If you’re looking for a positive from this group, placekicker Lewis Ward was perfect, nailing kicks from distances of 42, 21, 30 and 45 yards.

9) The Toronto Argonauts unveiled their Grey Cup rings this week and engraved on the inside of the ring was the inscription, “Three strand cord is not easily broken.” The quote is in reference to the resiliency the team showed en route to winning the Grey Cup.

Sticking with that metaphor, for a CFL team to be successful, it needs all three phases — offence, defence and special teams — to work in unison. If one breaks, the other two need to carry the load.

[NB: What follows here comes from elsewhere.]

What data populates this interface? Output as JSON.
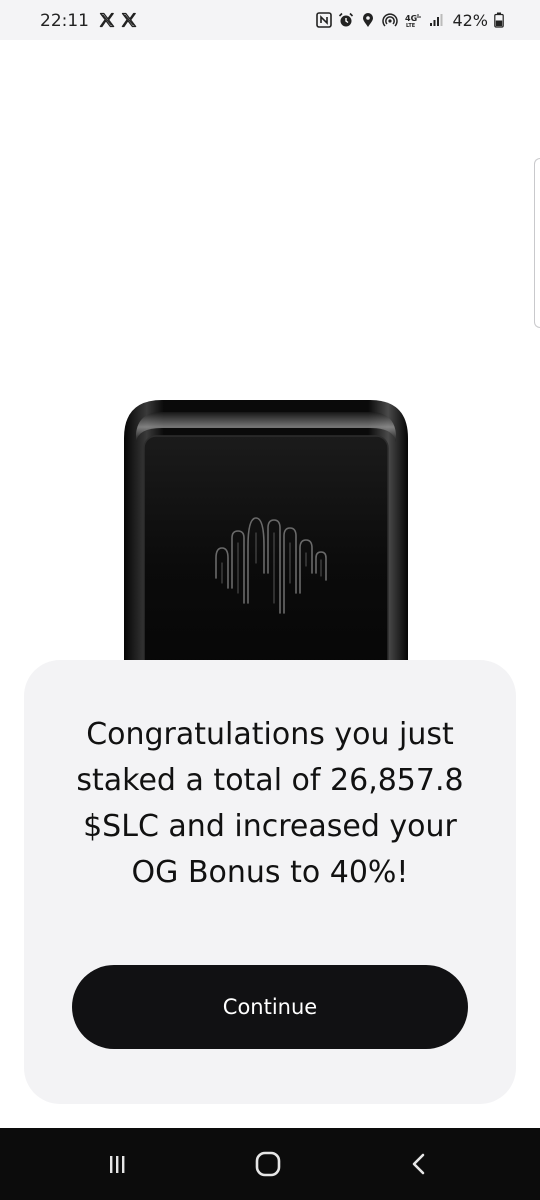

Against Montreal, the Redblacks had two of their three cords break, with poor showings from their offence and special teams ultimately rendering a great defensive effort meaningless.

Nobody should be panicking about a Week 1 loss and, from one perspective, with so much going wrong in a single game, there’s plenty of teaching material for coaches to go over this week. If those mistakes can be learned from, fans won’t be dwelling on this loss for long.

Clearly, this wasn’t the start anyone wanted, but the Redblacks have a chance to right the ship next week. Beating the visiting Calgary Stampeders on Thursday night would not only dull the sting of this defeat, but also give R-Nation a home win, something that is long overdue.

Santino Filoso is originally from Ottawa and has written about the Redblacks since 2013. He is the only CFL writer currently living in Brazil (as far as we know).